- 1 Does Medicare pay for nursing home care for the elderly?
- 2 How much are nursing homes in Utah?
- 3 Does Medicaid pay for assisted living in Utah?
- 4 How long can you stay in a nursing home with Medicare?
- 5 How Long Does Medicare pay for nursing home care?
- 6 Can a family member get paid to be a caregiver in Utah?
- 7 What is the average cost of assisted living in Utah?
- 8 What is the income eligibility for Medicaid in Utah?
- 9 Who qualifies for assisted living?
- 10 What is considered low income Utah?
- 11 Does Medicaid pay for assisted living?
- 12 What happens when you run out of money in a nursing home?
- 13 Is a skilled nursing facility the same as a nursing home?
- 14 How do I protect my assets from nursing home expenses?
Does Medicare pay for nursing home care for the elderly?
Medicare, the federal government’s national health insurance program, does not usually cover long-term nursing home costs. However, some plans may fund temporary stays in a skilled nursing facility (SNF) if someone needs specialized care. Medicare classifies nursing home care as either skilled or custodial.
How much are nursing homes in Utah?
According to data published by Medicare, the average cost of nursing homes in Utah is $62,963 yearly, with costs typically ranging between $3,900 and $9,690 per month.

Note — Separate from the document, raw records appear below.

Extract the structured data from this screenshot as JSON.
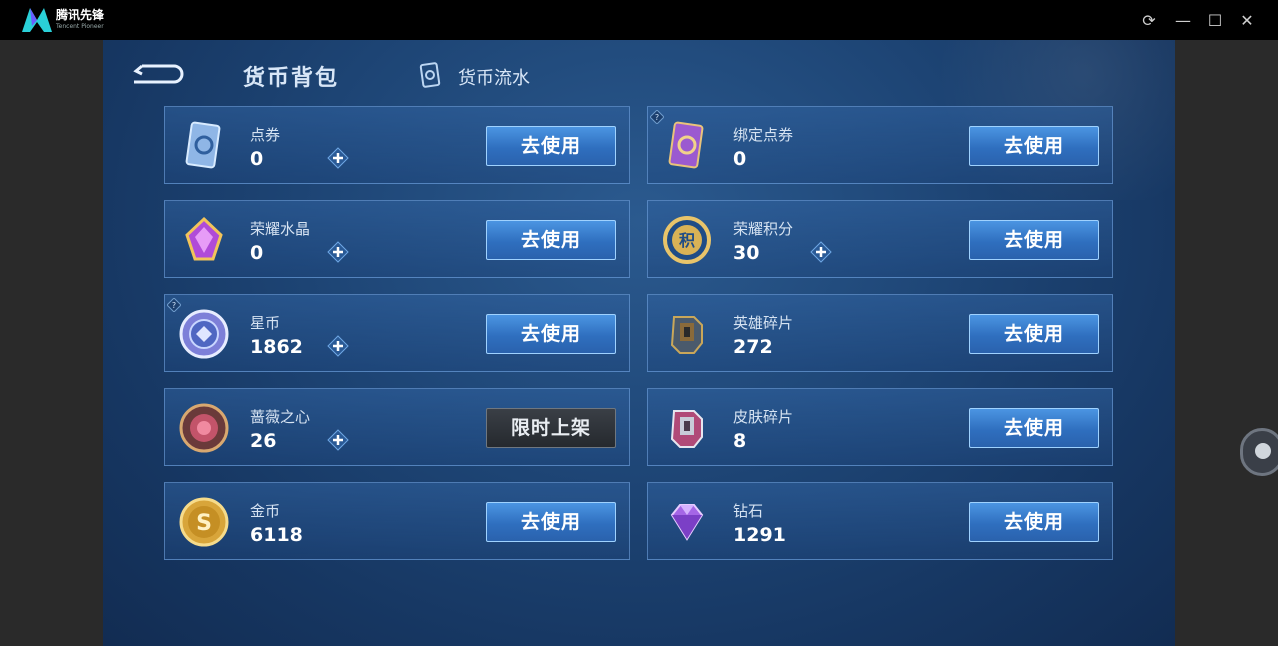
{
  "window": {
    "app_name": "腾讯先锋",
    "app_sub": "Tencent Pioneer"
  },
  "header": {
    "title": "货币背包",
    "flow_link": "货币流水"
  },
  "colors": {
    "accent": "#3b82d4",
    "panel": "#1d4474"
  },
  "currencies": [
    {
      "name": "点券",
      "value": "0",
      "has_plus": true,
      "button": "去使用",
      "icon": "ticket-card-icon"
    },
    {
      "name": "绑定点券",
      "value": "0",
      "has_plus": false,
      "button": "去使用",
      "icon": "bound-ticket-icon",
      "help": true
    },
    {
      "name": "荣耀水晶",
      "value": "0",
      "has_plus": true,
      "button": "去使用",
      "icon": "crystal-icon"
    },
    {
      "name": "荣耀积分",
      "value": "30",
      "has_plus": true,
      "button": "去使用",
      "icon": "honor-points-icon"
    },
    {
      "name": "星币",
      "value": "1862",
      "has_plus": true,
      "button": "去使用",
      "icon": "star-coin-icon",
      "help": true
    },
    {
      "name": "英雄碎片",
      "value": "272",
      "has_plus": false,
      "button": "去使用",
      "icon": "hero-shard-icon"
    },
    {
      "name": "蔷薇之心",
      "value": "26",
      "has_plus": true,
      "button": "限时上架",
      "icon": "rose-heart-icon"
    },
    {
      "name": "皮肤碎片",
      "value": "8",
      "has_plus": false,
      "button": "去使用",
      "icon": "skin-shard-icon"
    },
    {
      "name": "金币",
      "value": "6118",
      "has_plus": false,
      "button": "去使用",
      "icon": "gold-coin-icon"
    },
    {
      "name": "钻石",
      "value": "1291",
      "has_plus": false,
      "button": "去使用",
      "icon": "diamond-icon"
    }
  ]
}
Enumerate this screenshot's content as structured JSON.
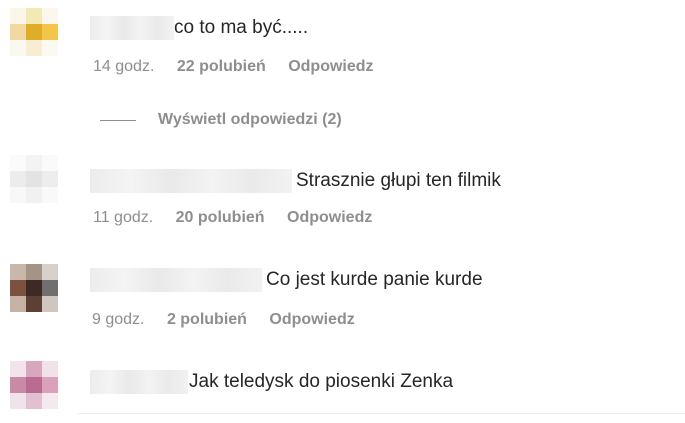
{
  "comments": [
    {
      "text": "co to ma być.....",
      "time": "14 godz.",
      "likes": "22 polubień",
      "reply": "Odpowiedz",
      "avatar_colors": [
        "#fbf7e8",
        "#f3e9b5",
        "#fbf7ec",
        "#f1d9a1",
        "#e0ad2a",
        "#f3c64b",
        "#fbf8f0",
        "#f8edd2",
        "#fcf9f1"
      ]
    },
    {
      "text": "Strasznie głupi ten filmik",
      "time": "11 godz.",
      "likes": "20 polubień",
      "reply": "Odpowiedz",
      "avatar_colors": [
        "#fbfbfb",
        "#f3f3f3",
        "#fafafa",
        "#ececec",
        "#e3e3e3",
        "#ededed",
        "#f8f8f8",
        "#f1f1f1",
        "#f9f9f9"
      ]
    },
    {
      "text": "Co jest kurde panie kurde",
      "time": "9 godz.",
      "likes": "2 polubień",
      "reply": "Odpowiedz",
      "avatar_colors": [
        "#c9b7ac",
        "#a49487",
        "#d8d0ca",
        "#7b5140",
        "#3d2a24",
        "#6f6f70",
        "#c7b2a6",
        "#5c3f35",
        "#cfc6c0"
      ]
    },
    {
      "text": "Jak teledysk do piosenki Zenka",
      "avatar_colors": [
        "#f3e3ea",
        "#d8a7be",
        "#f1e1e8",
        "#c98aa8",
        "#b96b92",
        "#d9a1ba",
        "#f0e4ea",
        "#e3c0d0",
        "#f4e9ee"
      ]
    }
  ],
  "view_replies": "Wyświetl odpowiedzi (2)"
}
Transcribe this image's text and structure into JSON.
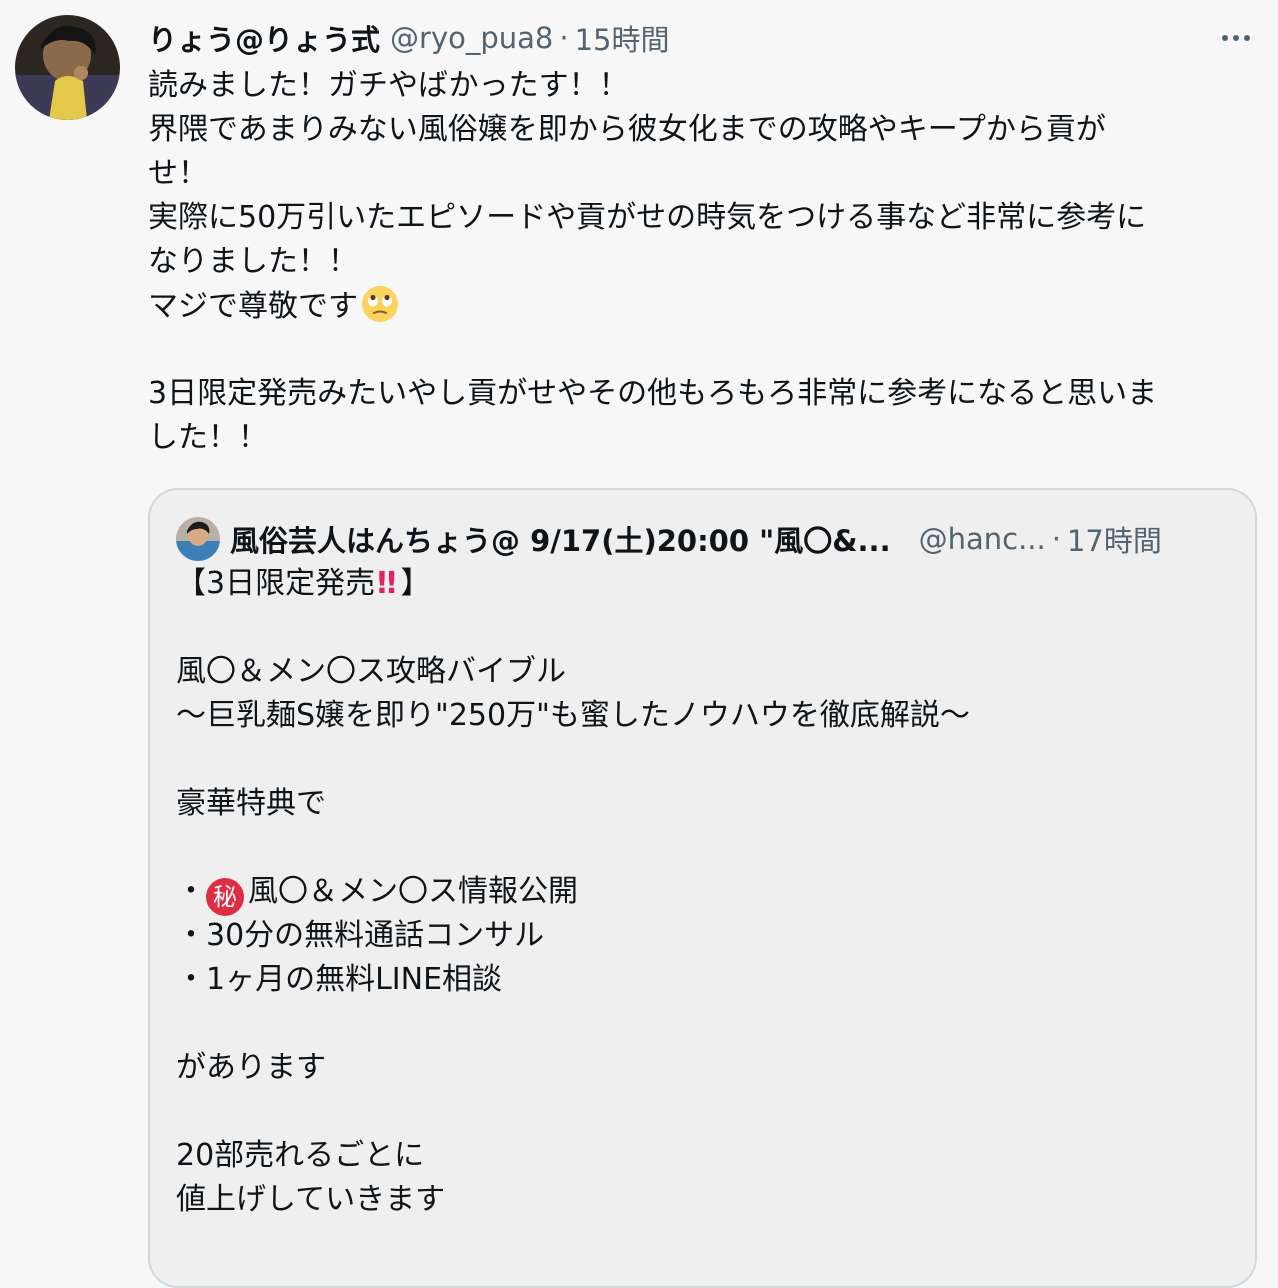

The monthly national average cost is about $6,360.
Does Medicaid pay for assisted living in Utah?
For persons with limited financial resources, Medicaid pays for nursing home care. For those who wish to live at home or in assisted living, sometimes Medicaid will pay for care in those locations if it can be obtained at a lower cost than in a nursing home.
How long can you stay in a nursing home with Medicare?
Medicare covers up to 100 days of care in a skilled nursing facility (SNF) for each benefit period if all of Medicare’s requirements are met, including your need of daily skilled nursing care with 3 days of prior hospitalization. Medicare pays 100% of the first 20 days of a covered SNF stay.
How Long Does Medicare pay for nursing home care?
Medicare covers up to 100 days of care in a skilled nursing facility (SNF) each benefit period. If you need more than 100 days of SNF care in a benefit period, you will need to pay out of pocket.
Can a family member get paid to be a caregiver in Utah?
Family members are not eligible to be paid as caregivers, except under rare circumstances, through this program. However, the Adult Family Living (AFL) program is offered as an option (under ‘Assisted Living Services’) in the CHCPE program.
What is the average cost of assisted living in Utah?
Assisted Living / Memory Care In 2021, according to the 2020 Genworth Cost of Care Survey, the average monthly cost of assisted living statewide in Utah is $3,400, which is approximately 80% of the national monthly average of $4,300.
What is the income eligibility for Medicaid in Utah?
The expansion extends Medicaid eligibility to Utah adults whose annual income is up to 138% of the federal poverty level ($17,608 for an individual or $36,156 for a family of four). The federal government covers 90% of the costs for these services, with the state covering the remaining 10%.
Who qualifies for assisted living?
Assisted living communities provide care to individuals who are 18 years of age or older. Eligibility for admission is based on an individual’s care level requirements.
What is considered low income Utah?
For a household of one, your annual income cannot exceed $40,150 to be considered low-income, while a family size of five cannot earn more than $61,950 a year.
Does Medicaid pay for assisted living?
Almost all state Medicaid programs will cover some assisted living costs for eligible residents. However, similar to Medicare, Medicaid does not pay for the cost of living in an assisted living community. For qualified seniors, Medicaid does pay for these assisted living services: Nursing care.
What happens when you run out of money in a nursing home?
Essentially, how do you pay for a nursing home when money runs out? In a lot of cases, the nursing home will dismiss or evict the non-paying resident. Moving an elderly family member out of a nursing home, especially if they need specialized care, can be very traumatizing for the patient.
Is a skilled nursing facility the same as a nursing home?
It’s basically the same level of nursing care you get in the hospital. Patients may go from the hospital to a skilled nursing facility to continue recovering after an illness, injury or surgery. A skilled nursing facility provides transitional care. The goal is to get well enough to go home.
How do I protect my assets from nursing home expenses?
The Asset Protection Trust, an irrevocable trust also called a house trust can protect their home and savings from being consumed by the cost of nursing home care. It is different than a revocable living trust.